So how does it work? Basically you're trying to cooperatively take down one enemy ship after the other, with some players loading and then firing two or more guns, one player charging shields and one player generating power. However, in my session due to inexperience of the players and time constraints this resulted in total chaos, because players took the same action at the same time (one being useless of course), charged the shields while the ship had yet to generate more power (also useless of course) and one player was so stunned by the game that he didn't plot his last two actions. This last problem didn't affect us much though, as our ship was completely havocked before he could have even used them. Fortunately the first mission is story-wise said to only be a simulation. Still, I guess I wouldn't represent the captain on the next simulated flight.
The game is fun, but I also find (unreal) panicky chaos entertaining. However, I guess the game is easily solved by over-analytical players, who all listen to the captain's command, thus I'm certain not everyone will cherish this game. The underlying game play is also pretty simple, so it will hardly satisfy people looking for a hardcore SciFi game. Still, a group which knows to have fun will find it here and if they work very well together will be excited trying to beat the toughest scenarios of the game.

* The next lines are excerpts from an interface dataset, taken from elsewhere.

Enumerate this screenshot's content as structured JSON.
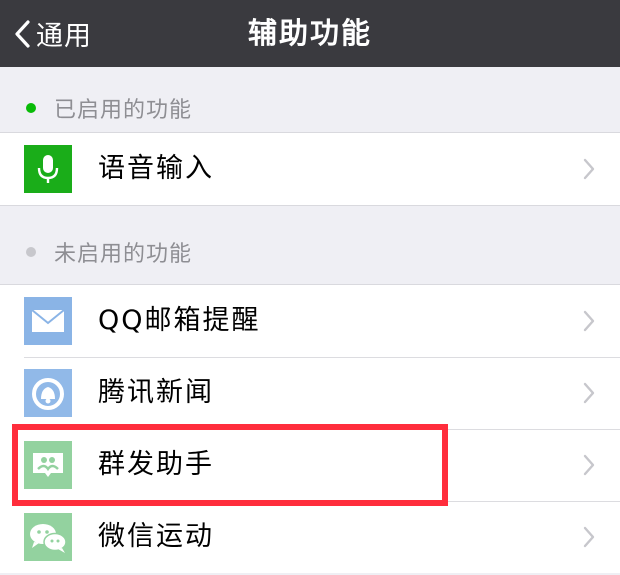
{
  "navbar": {
    "back_label": "通用",
    "title": "辅助功能"
  },
  "enabled_section": {
    "label": "已启用的功能",
    "dot_color": "#09bb07",
    "items": [
      {
        "label": "语音输入",
        "icon": "microphone-icon",
        "icon_bg": "#1aad19"
      }
    ]
  },
  "disabled_section": {
    "label": "未启用的功能",
    "dot_color": "#c7c7cc",
    "items": [
      {
        "label": "QQ邮箱提醒",
        "icon": "mail-icon",
        "icon_bg": "#8ab4e6"
      },
      {
        "label": "腾讯新闻",
        "icon": "tencent-news-icon",
        "icon_bg": "#91b9e8"
      },
      {
        "label": "群发助手",
        "icon": "group-message-icon",
        "icon_bg": "#93d29f"
      },
      {
        "label": "微信运动",
        "icon": "wechat-sport-icon",
        "icon_bg": "#93d29f"
      }
    ]
  },
  "highlight_color": "#ff2d3c"
}
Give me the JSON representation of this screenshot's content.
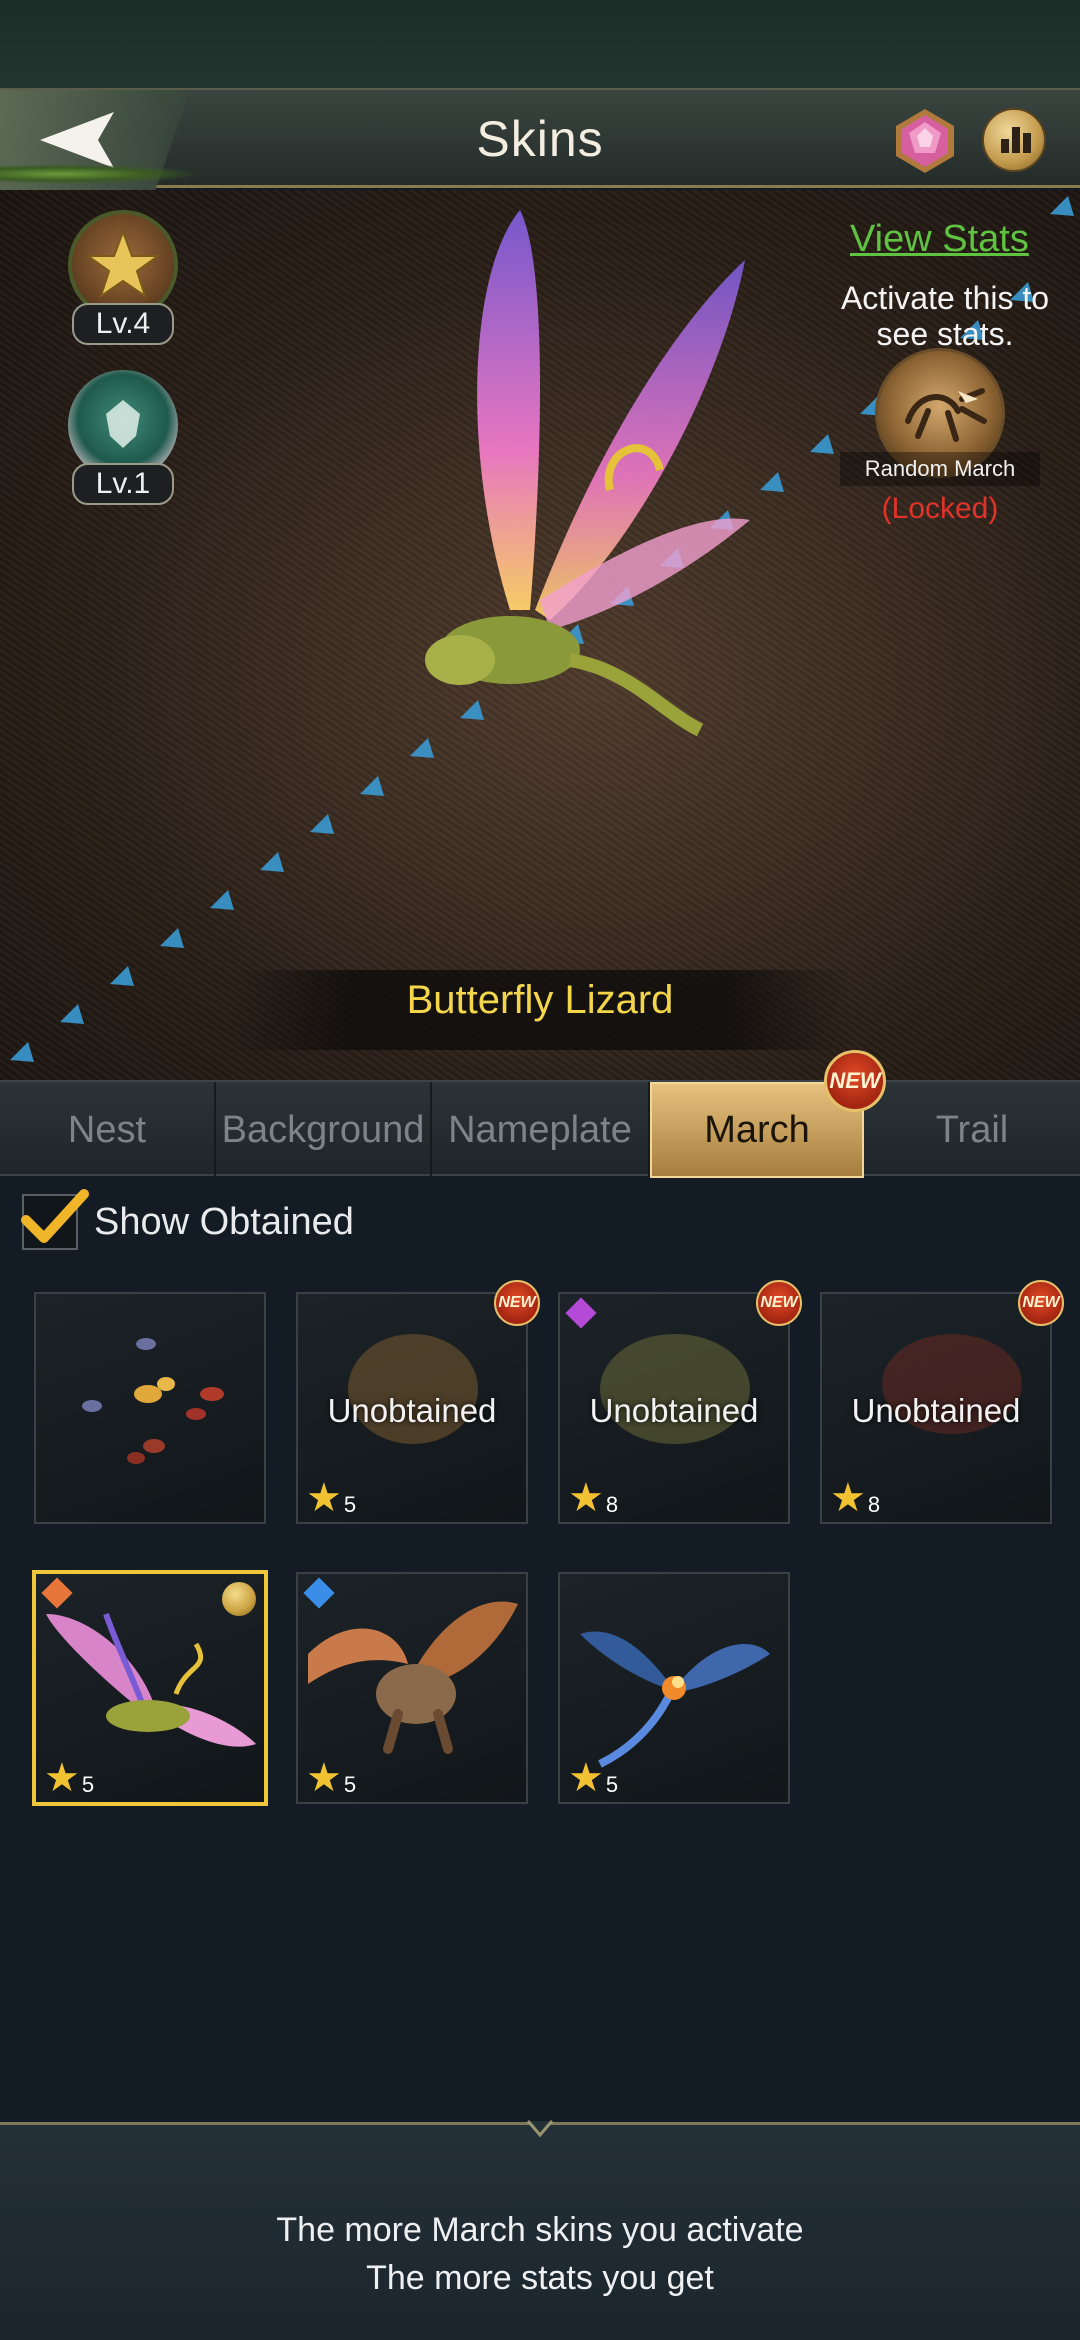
{
  "header": {
    "title": "Skins"
  },
  "preview": {
    "badges": [
      {
        "level": "Lv.4"
      },
      {
        "level": "Lv.1"
      }
    ],
    "view_stats": "View Stats",
    "activate_text": "Activate this to see stats.",
    "random_march_label": "Random March",
    "locked_label": "(Locked)",
    "skin_name": "Butterfly Lizard"
  },
  "tabs": [
    {
      "label": "Nest",
      "active": false
    },
    {
      "label": "Background",
      "active": false
    },
    {
      "label": "Nameplate",
      "active": false
    },
    {
      "label": "March",
      "active": true,
      "badge": "NEW"
    },
    {
      "label": "Trail",
      "active": false
    }
  ],
  "filter": {
    "show_obtained_label": "Show Obtained",
    "checked": true
  },
  "skins": [
    {
      "state": "obtained",
      "stars": "",
      "new": false,
      "icon": "ant-group-icon"
    },
    {
      "state": "Unobtained",
      "stars": "5",
      "new": true,
      "badge": "NEW",
      "icon": "tick-icon"
    },
    {
      "state": "Unobtained",
      "stars": "8",
      "new": true,
      "badge": "NEW",
      "icon": "bee-icon",
      "gem": "#b54ad6"
    },
    {
      "state": "Unobtained",
      "stars": "8",
      "new": true,
      "badge": "NEW",
      "icon": "beetle-icon"
    },
    {
      "state": "obtained",
      "stars": "5",
      "selected": true,
      "icon": "butterfly-lizard-icon",
      "gem": "#e8753a"
    },
    {
      "state": "obtained",
      "stars": "5",
      "icon": "dragon-icon",
      "gem": "#3a8ee8"
    },
    {
      "state": "obtained",
      "stars": "5",
      "icon": "dragonfly-icon"
    }
  ],
  "footer": {
    "line1": "The more March skins you activate",
    "line2": "The more stats you get"
  },
  "colors": {
    "accent_gold": "#f0c63a",
    "view_stats_green": "#5fc240",
    "locked_red": "#e0332a",
    "skin_name_yellow": "#f4d64a"
  }
}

Sorry, I did not check out LE HAVRE (the Agricola successor), DOMINION (the Magic anti-addictive) or other hot new games using the acclaimed worker placement or rondel 'mechanics'.
Explaining games was a lot of fun and this year's Essen offered more interesting games than I could check out in one day. Our trip was pretty cheap since we drove there with one car and spent the nights free of charge at a friend's apartment. I don't think an Essen trip is worth it for non-Europeans. For three days of explaining games I also received a copy of Titan and a very cool and large placard of RED NOVEMBER with a burning gnome on it, which was used at our booth and now decorates one of my four walls.